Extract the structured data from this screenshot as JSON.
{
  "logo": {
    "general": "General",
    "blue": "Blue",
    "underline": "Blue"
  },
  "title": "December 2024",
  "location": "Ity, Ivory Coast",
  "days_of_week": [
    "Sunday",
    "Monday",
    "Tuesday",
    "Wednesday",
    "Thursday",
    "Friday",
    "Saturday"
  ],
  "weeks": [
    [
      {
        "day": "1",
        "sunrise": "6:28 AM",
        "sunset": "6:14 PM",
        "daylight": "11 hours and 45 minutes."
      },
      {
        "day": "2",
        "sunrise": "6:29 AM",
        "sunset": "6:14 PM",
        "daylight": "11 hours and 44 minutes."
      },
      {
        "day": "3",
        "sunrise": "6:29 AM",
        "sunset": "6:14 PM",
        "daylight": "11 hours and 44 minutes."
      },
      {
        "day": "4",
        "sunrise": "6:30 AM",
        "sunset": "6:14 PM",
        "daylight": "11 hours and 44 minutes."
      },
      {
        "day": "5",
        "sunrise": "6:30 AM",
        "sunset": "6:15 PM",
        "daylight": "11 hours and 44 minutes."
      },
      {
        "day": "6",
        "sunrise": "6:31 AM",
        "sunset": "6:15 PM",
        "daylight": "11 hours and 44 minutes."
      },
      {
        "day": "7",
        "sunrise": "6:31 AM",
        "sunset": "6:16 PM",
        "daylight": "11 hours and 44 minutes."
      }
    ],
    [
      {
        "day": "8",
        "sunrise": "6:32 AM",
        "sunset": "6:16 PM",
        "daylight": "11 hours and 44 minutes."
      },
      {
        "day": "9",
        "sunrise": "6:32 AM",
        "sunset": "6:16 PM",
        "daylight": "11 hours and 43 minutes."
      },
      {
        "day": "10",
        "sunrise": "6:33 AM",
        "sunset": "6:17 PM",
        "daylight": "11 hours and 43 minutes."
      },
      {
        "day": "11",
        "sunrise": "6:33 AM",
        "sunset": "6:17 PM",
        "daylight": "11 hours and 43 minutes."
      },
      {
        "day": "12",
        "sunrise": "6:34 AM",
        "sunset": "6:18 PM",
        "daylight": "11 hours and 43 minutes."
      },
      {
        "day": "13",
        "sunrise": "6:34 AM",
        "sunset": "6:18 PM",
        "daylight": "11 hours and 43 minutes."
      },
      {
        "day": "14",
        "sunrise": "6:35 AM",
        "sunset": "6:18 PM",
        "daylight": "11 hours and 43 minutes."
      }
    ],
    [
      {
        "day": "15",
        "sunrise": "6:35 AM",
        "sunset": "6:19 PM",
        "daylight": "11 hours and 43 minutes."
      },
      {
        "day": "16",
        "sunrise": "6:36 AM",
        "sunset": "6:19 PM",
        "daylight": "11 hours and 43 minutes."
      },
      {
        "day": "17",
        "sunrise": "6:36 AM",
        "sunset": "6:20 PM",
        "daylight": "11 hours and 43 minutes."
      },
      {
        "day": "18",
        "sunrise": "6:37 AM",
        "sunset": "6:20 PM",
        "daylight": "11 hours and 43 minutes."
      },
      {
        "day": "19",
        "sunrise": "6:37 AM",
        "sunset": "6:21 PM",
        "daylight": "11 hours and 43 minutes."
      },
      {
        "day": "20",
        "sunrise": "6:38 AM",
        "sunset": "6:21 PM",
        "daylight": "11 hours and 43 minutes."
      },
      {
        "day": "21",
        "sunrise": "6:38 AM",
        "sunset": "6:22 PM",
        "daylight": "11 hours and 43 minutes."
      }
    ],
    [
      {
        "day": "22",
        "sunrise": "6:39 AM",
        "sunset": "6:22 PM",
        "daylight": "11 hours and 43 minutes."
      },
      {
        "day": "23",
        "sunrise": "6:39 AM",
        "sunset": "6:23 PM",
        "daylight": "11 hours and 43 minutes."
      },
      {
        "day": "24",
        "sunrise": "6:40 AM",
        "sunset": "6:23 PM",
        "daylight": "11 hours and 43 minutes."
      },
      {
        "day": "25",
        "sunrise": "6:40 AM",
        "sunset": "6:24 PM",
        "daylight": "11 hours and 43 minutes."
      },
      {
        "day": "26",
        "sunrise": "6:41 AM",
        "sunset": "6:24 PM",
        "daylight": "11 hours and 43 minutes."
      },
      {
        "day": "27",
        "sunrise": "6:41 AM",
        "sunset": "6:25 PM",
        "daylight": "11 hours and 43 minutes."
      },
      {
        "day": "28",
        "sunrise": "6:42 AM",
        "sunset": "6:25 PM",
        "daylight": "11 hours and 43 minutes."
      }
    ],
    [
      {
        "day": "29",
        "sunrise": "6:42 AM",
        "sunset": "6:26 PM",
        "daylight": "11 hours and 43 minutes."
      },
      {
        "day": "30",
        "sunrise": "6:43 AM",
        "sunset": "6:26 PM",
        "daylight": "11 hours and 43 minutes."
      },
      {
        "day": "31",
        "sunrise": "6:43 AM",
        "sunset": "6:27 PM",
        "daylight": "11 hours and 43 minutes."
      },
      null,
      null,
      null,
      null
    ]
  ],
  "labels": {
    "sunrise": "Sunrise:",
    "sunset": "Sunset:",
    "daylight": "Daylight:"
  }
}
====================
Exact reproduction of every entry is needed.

Extract the structured data from this screenshot as JSON.
{
  "logo": {
    "general": "General",
    "blue": "Blue",
    "underline": "Blue"
  },
  "title": "December 2024",
  "location": "Ity, Ivory Coast",
  "days_of_week": [
    "Sunday",
    "Monday",
    "Tuesday",
    "Wednesday",
    "Thursday",
    "Friday",
    "Saturday"
  ],
  "weeks": [
    [
      {
        "day": "1",
        "sunrise": "6:28 AM",
        "sunset": "6:14 PM",
        "daylight": "11 hours and 45 minutes."
      },
      {
        "day": "2",
        "sunrise": "6:29 AM",
        "sunset": "6:14 PM",
        "daylight": "11 hours and 44 minutes."
      },
      {
        "day": "3",
        "sunrise": "6:29 AM",
        "sunset": "6:14 PM",
        "daylight": "11 hours and 44 minutes."
      },
      {
        "day": "4",
        "sunrise": "6:30 AM",
        "sunset": "6:14 PM",
        "daylight": "11 hours and 44 minutes."
      },
      {
        "day": "5",
        "sunrise": "6:30 AM",
        "sunset": "6:15 PM",
        "daylight": "11 hours and 44 minutes."
      },
      {
        "day": "6",
        "sunrise": "6:31 AM",
        "sunset": "6:15 PM",
        "daylight": "11 hours and 44 minutes."
      },
      {
        "day": "7",
        "sunrise": "6:31 AM",
        "sunset": "6:16 PM",
        "daylight": "11 hours and 44 minutes."
      }
    ],
    [
      {
        "day": "8",
        "sunrise": "6:32 AM",
        "sunset": "6:16 PM",
        "daylight": "11 hours and 44 minutes."
      },
      {
        "day": "9",
        "sunrise": "6:32 AM",
        "sunset": "6:16 PM",
        "daylight": "11 hours and 43 minutes."
      },
      {
        "day": "10",
        "sunrise": "6:33 AM",
        "sunset": "6:17 PM",
        "daylight": "11 hours and 43 minutes."
      },
      {
        "day": "11",
        "sunrise": "6:33 AM",
        "sunset": "6:17 PM",
        "daylight": "11 hours and 43 minutes."
      },
      {
        "day": "12",
        "sunrise": "6:34 AM",
        "sunset": "6:18 PM",
        "daylight": "11 hours and 43 minutes."
      },
      {
        "day": "13",
        "sunrise": "6:34 AM",
        "sunset": "6:18 PM",
        "daylight": "11 hours and 43 minutes."
      },
      {
        "day": "14",
        "sunrise": "6:35 AM",
        "sunset": "6:18 PM",
        "daylight": "11 hours and 43 minutes."
      }
    ],
    [
      {
        "day": "15",
        "sunrise": "6:35 AM",
        "sunset": "6:19 PM",
        "daylight": "11 hours and 43 minutes."
      },
      {
        "day": "16",
        "sunrise": "6:36 AM",
        "sunset": "6:19 PM",
        "daylight": "11 hours and 43 minutes."
      },
      {
        "day": "17",
        "sunrise": "6:36 AM",
        "sunset": "6:20 PM",
        "daylight": "11 hours and 43 minutes."
      },
      {
        "day": "18",
        "sunrise": "6:37 AM",
        "sunset": "6:20 PM",
        "daylight": "11 hours and 43 minutes."
      },
      {
        "day": "19",
        "sunrise": "6:37 AM",
        "sunset": "6:21 PM",
        "daylight": "11 hours and 43 minutes."
      },
      {
        "day": "20",
        "sunrise": "6:38 AM",
        "sunset": "6:21 PM",
        "daylight": "11 hours and 43 minutes."
      },
      {
        "day": "21",
        "sunrise": "6:38 AM",
        "sunset": "6:22 PM",
        "daylight": "11 hours and 43 minutes."
      }
    ],
    [
      {
        "day": "22",
        "sunrise": "6:39 AM",
        "sunset": "6:22 PM",
        "daylight": "11 hours and 43 minutes."
      },
      {
        "day": "23",
        "sunrise": "6:39 AM",
        "sunset": "6:23 PM",
        "daylight": "11 hours and 43 minutes."
      },
      {
        "day": "24",
        "sunrise": "6:40 AM",
        "sunset": "6:23 PM",
        "daylight": "11 hours and 43 minutes."
      },
      {
        "day": "25",
        "sunrise": "6:40 AM",
        "sunset": "6:24 PM",
        "daylight": "11 hours and 43 minutes."
      },
      {
        "day": "26",
        "sunrise": "6:41 AM",
        "sunset": "6:24 PM",
        "daylight": "11 hours and 43 minutes."
      },
      {
        "day": "27",
        "sunrise": "6:41 AM",
        "sunset": "6:25 PM",
        "daylight": "11 hours and 43 minutes."
      },
      {
        "day": "28",
        "sunrise": "6:42 AM",
        "sunset": "6:25 PM",
        "daylight": "11 hours and 43 minutes."
      }
    ],
    [
      {
        "day": "29",
        "sunrise": "6:42 AM",
        "sunset": "6:26 PM",
        "daylight": "11 hours and 43 minutes."
      },
      {
        "day": "30",
        "sunrise": "6:43 AM",
        "sunset": "6:26 PM",
        "daylight": "11 hours and 43 minutes."
      },
      {
        "day": "31",
        "sunrise": "6:43 AM",
        "sunset": "6:27 PM",
        "daylight": "11 hours and 43 minutes."
      },
      null,
      null,
      null,
      null
    ]
  ],
  "labels": {
    "sunrise": "Sunrise:",
    "sunset": "Sunset:",
    "daylight": "Daylight:"
  }
}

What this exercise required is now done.